Over the summer a number of fast-food workers staged protest to demand higher wages. I stumbled across a number of articles on the topic recently at Business Week and Bloomberg. It’s an interesting debate and if not familiar with the topic you’ll be surprised to find out what type of side item is being served to these workers, public assistance. The problem stems from the fact that your average fast-food worker is no longer the teenager living at home. Over 60% are single or married adults who are not in school. 50% of families of fast-food workers are enrolled in as least one public assistance program. McDonald’s and Wal-Mart are two of the biggest offenders. McDonald’s has gone so far as setting up a resource line to help workers apply for aid. Looking over both McDonald’s and Wal-Mart’s recent profits shows that both are successful. The median salary for a fast-food worker is $8.69 an hour in 2013. These companies are simply taken advantage of tax payers and some outdated laws.
How to SolveThe easiest way would be to raise wages. This could be done slightly over time to eliminate the need for workers to rely on the public assistance. This would possible increase cost of goods and decrease profits, but reduce the burden on tax payers. The other option would be to charge back the company the amount of public assistance an employee receives. I’m not sure how much support this would receive in Washington.
Bottom LineSomething needs to change. A full time worker making the average of $8.69 an hour will make just over $18k a year. This is just above the poverty guidelines for a family of two. Do the math, after basic needs this is hardly enough to live on. Companies need to provide better opportunities for these workers. If they are dedicate, committed they should have the chance to early high wages to provider for themselves and their family, not relying on public assistance to survive.

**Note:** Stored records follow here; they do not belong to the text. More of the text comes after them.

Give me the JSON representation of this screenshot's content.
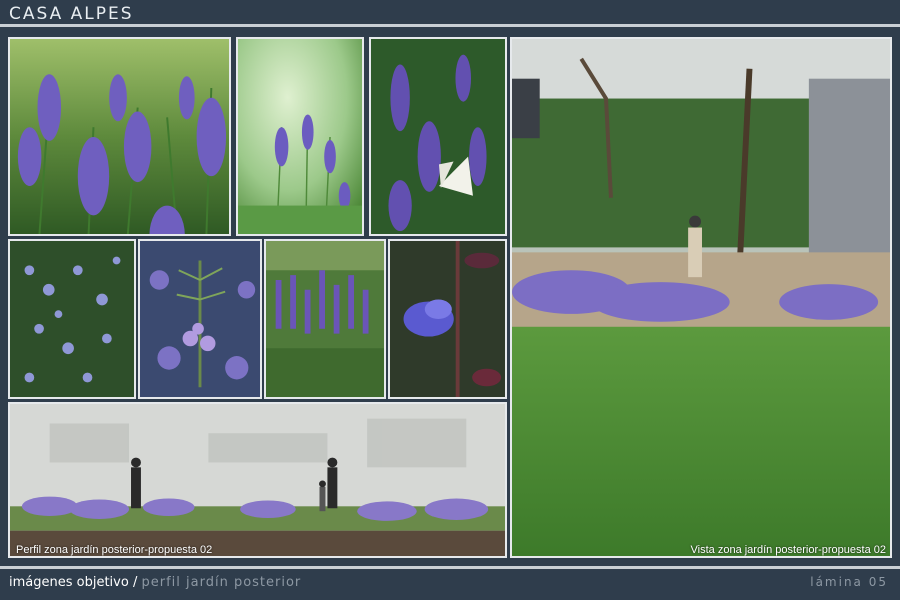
{
  "header": {
    "title": "CASA ALPES"
  },
  "photos": {
    "lavender_field": "lavender field photo",
    "lavender_single": "lavender stems photo",
    "lavender_butterfly": "lavender with white butterfly photo",
    "rosemary_shrub": "flowering rosemary shrub photo",
    "rosemary_flower": "rosemary sprig with flowers photo",
    "salvia_field": "purple salvia planting photo",
    "salvia_flower": "salvia flower close-up photo"
  },
  "profile": {
    "caption": "Perfil zona jardín posterior-propuesta 02"
  },
  "garden_view": {
    "caption": "Vista zona jardín posterior-propuesta 02"
  },
  "footer": {
    "section": "imágenes objetivo",
    "separator": "/",
    "subsection": "perfil jardín posterior",
    "sheet": "lámina 05"
  },
  "colors": {
    "background": "#2f3d4c",
    "lavender": "#7a6bc0",
    "grass": "#4e8a3a"
  }
}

Were you aware of this practice by business? How would you solve this problem? Would you trade a more expensive Big Mac for lower taxes?